WHAT IS REQUIRED → Each line below is to be copied exactly; images do not go into the copy.

RECORDS PROVIDED →
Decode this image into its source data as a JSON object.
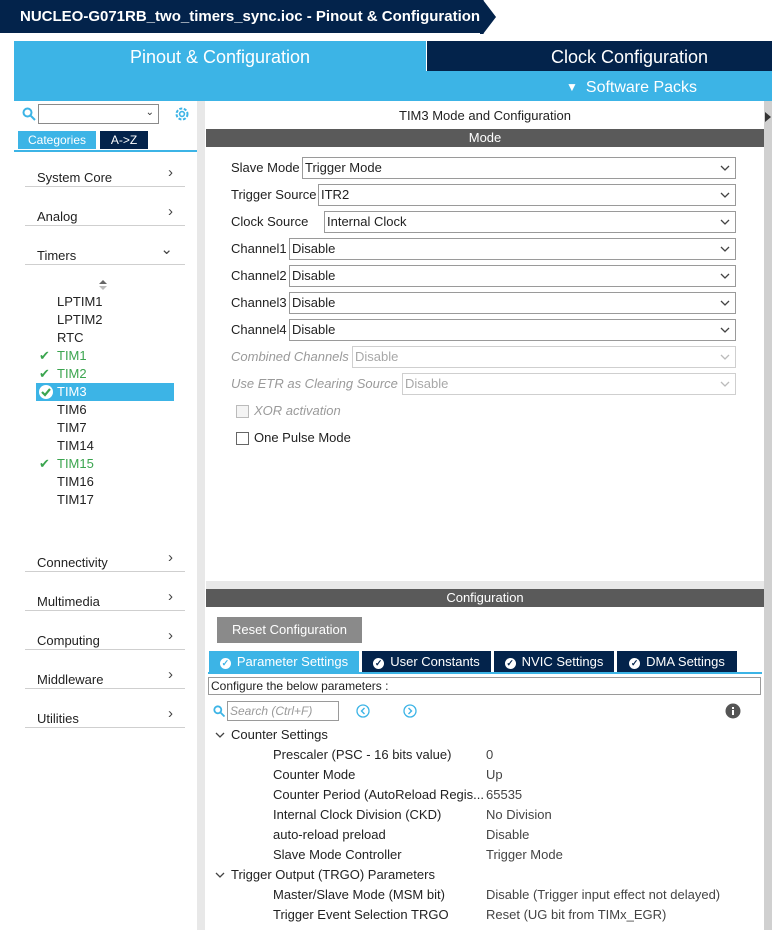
{
  "title_bar": {
    "project_title": "NUCLEO-G071RB_two_timers_sync.ioc - Pinout & Configuration"
  },
  "top_tabs": {
    "pinout": "Pinout & Configuration",
    "clock": "Clock Configuration",
    "software_packs": "Software Packs"
  },
  "colors": {
    "accent": "#3cb4e6",
    "navy": "#03234b",
    "ok_green": "#3ba54f",
    "bar_gray": "#5a5a5a"
  },
  "left": {
    "search_value": "",
    "tabs": {
      "categories": "Categories",
      "az": "A->Z"
    },
    "categories": [
      {
        "label": "System Core",
        "state": "collapsed"
      },
      {
        "label": "Analog",
        "state": "collapsed"
      },
      {
        "label": "Timers",
        "state": "expanded"
      },
      {
        "label": "Connectivity",
        "state": "collapsed"
      },
      {
        "label": "Multimedia",
        "state": "collapsed"
      },
      {
        "label": "Computing",
        "state": "collapsed"
      },
      {
        "label": "Middleware",
        "state": "collapsed"
      },
      {
        "label": "Utilities",
        "state": "collapsed"
      }
    ],
    "timers": [
      {
        "label": "LPTIM1",
        "status": "none"
      },
      {
        "label": "LPTIM2",
        "status": "none"
      },
      {
        "label": "RTC",
        "status": "none"
      },
      {
        "label": "TIM1",
        "status": "ok"
      },
      {
        "label": "TIM2",
        "status": "ok"
      },
      {
        "label": "TIM3",
        "status": "selected"
      },
      {
        "label": "TIM6",
        "status": "none"
      },
      {
        "label": "TIM7",
        "status": "none"
      },
      {
        "label": "TIM14",
        "status": "none"
      },
      {
        "label": "TIM15",
        "status": "ok"
      },
      {
        "label": "TIM16",
        "status": "none"
      },
      {
        "label": "TIM17",
        "status": "none"
      }
    ]
  },
  "mode": {
    "header": "TIM3 Mode and Configuration",
    "bar": "Mode",
    "fields": [
      {
        "label": "Slave Mode",
        "value": "Trigger Mode",
        "enabled": true
      },
      {
        "label": "Trigger Source",
        "value": "ITR2",
        "enabled": true
      },
      {
        "label": "Clock Source",
        "value": "Internal Clock",
        "enabled": true
      },
      {
        "label": "Channel1",
        "value": "Disable",
        "enabled": true
      },
      {
        "label": "Channel2",
        "value": "Disable",
        "enabled": true
      },
      {
        "label": "Channel3",
        "value": "Disable",
        "enabled": true
      },
      {
        "label": "Channel4",
        "value": "Disable",
        "enabled": true
      },
      {
        "label": "Combined Channels",
        "value": "Disable",
        "enabled": false
      },
      {
        "label": "Use ETR as Clearing Source",
        "value": "Disable",
        "enabled": false
      }
    ],
    "checkboxes": [
      {
        "label": "XOR activation",
        "checked": false,
        "enabled": false
      },
      {
        "label": "One Pulse Mode",
        "checked": false,
        "enabled": true
      }
    ]
  },
  "config": {
    "bar": "Configuration",
    "reset_label": "Reset Configuration",
    "tabs": [
      {
        "label": "Parameter Settings",
        "active": true
      },
      {
        "label": "User Constants",
        "active": false
      },
      {
        "label": "NVIC Settings",
        "active": false
      },
      {
        "label": "DMA Settings",
        "active": false
      }
    ],
    "description": "Configure the below parameters :",
    "search_placeholder": "Search (Ctrl+F)",
    "groups": [
      {
        "title": "Counter Settings",
        "params": [
          {
            "name": "Prescaler (PSC - 16 bits value)",
            "value": "0"
          },
          {
            "name": "Counter Mode",
            "value": "Up"
          },
          {
            "name": "Counter Period (AutoReload Regis...",
            "value": "65535"
          },
          {
            "name": "Internal Clock Division (CKD)",
            "value": "No Division"
          },
          {
            "name": "auto-reload preload",
            "value": "Disable"
          },
          {
            "name": "Slave Mode Controller",
            "value": "Trigger Mode"
          }
        ]
      },
      {
        "title": "Trigger Output (TRGO) Parameters",
        "params": [
          {
            "name": "Master/Slave Mode (MSM bit)",
            "value": "Disable (Trigger input effect not delayed)"
          },
          {
            "name": "Trigger Event Selection TRGO",
            "value": "Reset (UG bit from TIMx_EGR)"
          }
        ]
      }
    ]
  }
}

EXPECTED ANSWER →
Decode this image into its source data as a JSON object.
{
  "title_bar": {
    "project_title": "NUCLEO-G071RB_two_timers_sync.ioc - Pinout & Configuration"
  },
  "top_tabs": {
    "pinout": "Pinout & Configuration",
    "clock": "Clock Configuration",
    "software_packs": "Software Packs"
  },
  "colors": {
    "accent": "#3cb4e6",
    "navy": "#03234b",
    "ok_green": "#3ba54f",
    "bar_gray": "#5a5a5a"
  },
  "left": {
    "search_value": "",
    "tabs": {
      "categories": "Categories",
      "az": "A->Z"
    },
    "categories": [
      {
        "label": "System Core",
        "state": "collapsed"
      },
      {
        "label": "Analog",
        "state": "collapsed"
      },
      {
        "label": "Timers",
        "state": "expanded"
      },
      {
        "label": "Connectivity",
        "state": "collapsed"
      },
      {
        "label": "Multimedia",
        "state": "collapsed"
      },
      {
        "label": "Computing",
        "state": "collapsed"
      },
      {
        "label": "Middleware",
        "state": "collapsed"
      },
      {
        "label": "Utilities",
        "state": "collapsed"
      }
    ],
    "timers": [
      {
        "label": "LPTIM1",
        "status": "none"
      },
      {
        "label": "LPTIM2",
        "status": "none"
      },
      {
        "label": "RTC",
        "status": "none"
      },
      {
        "label": "TIM1",
        "status": "ok"
      },
      {
        "label": "TIM2",
        "status": "ok"
      },
      {
        "label": "TIM3",
        "status": "selected"
      },
      {
        "label": "TIM6",
        "status": "none"
      },
      {
        "label": "TIM7",
        "status": "none"
      },
      {
        "label": "TIM14",
        "status": "none"
      },
      {
        "label": "TIM15",
        "status": "ok"
      },
      {
        "label": "TIM16",
        "status": "none"
      },
      {
        "label": "TIM17",
        "status": "none"
      }
    ]
  },
  "mode": {
    "header": "TIM3 Mode and Configuration",
    "bar": "Mode",
    "fields": [
      {
        "label": "Slave Mode",
        "value": "Trigger Mode",
        "enabled": true
      },
      {
        "label": "Trigger Source",
        "value": "ITR2",
        "enabled": true
      },
      {
        "label": "Clock Source",
        "value": "Internal Clock",
        "enabled": true
      },
      {
        "label": "Channel1",
        "value": "Disable",
        "enabled": true
      },
      {
        "label": "Channel2",
        "value": "Disable",
        "enabled": true
      },
      {
        "label": "Channel3",
        "value": "Disable",
        "enabled": true
      },
      {
        "label": "Channel4",
        "value": "Disable",
        "enabled": true
      },
      {
        "label": "Combined Channels",
        "value": "Disable",
        "enabled": false
      },
      {
        "label": "Use ETR as Clearing Source",
        "value": "Disable",
        "enabled": false
      }
    ],
    "checkboxes": [
      {
        "label": "XOR activation",
        "checked": false,
        "enabled": false
      },
      {
        "label": "One Pulse Mode",
        "checked": false,
        "enabled": true
      }
    ]
  },
  "config": {
    "bar": "Configuration",
    "reset_label": "Reset Configuration",
    "tabs": [
      {
        "label": "Parameter Settings",
        "active": true
      },
      {
        "label": "User Constants",
        "active": false
      },
      {
        "label": "NVIC Settings",
        "active": false
      },
      {
        "label": "DMA Settings",
        "active": false
      }
    ],
    "description": "Configure the below parameters :",
    "search_placeholder": "Search (Ctrl+F)",
    "groups": [
      {
        "title": "Counter Settings",
        "params": [
          {
            "name": "Prescaler (PSC - 16 bits value)",
            "value": "0"
          },
          {
            "name": "Counter Mode",
            "value": "Up"
          },
          {
            "name": "Counter Period (AutoReload Regis...",
            "value": "65535"
          },
          {
            "name": "Internal Clock Division (CKD)",
            "value": "No Division"
          },
          {
            "name": "auto-reload preload",
            "value": "Disable"
          },
          {
            "name": "Slave Mode Controller",
            "value": "Trigger Mode"
          }
        ]
      },
      {
        "title": "Trigger Output (TRGO) Parameters",
        "params": [
          {
            "name": "Master/Slave Mode (MSM bit)",
            "value": "Disable (Trigger input effect not delayed)"
          },
          {
            "name": "Trigger Event Selection TRGO",
            "value": "Reset (UG bit from TIMx_EGR)"
          }
        ]
      }
    ]
  }
}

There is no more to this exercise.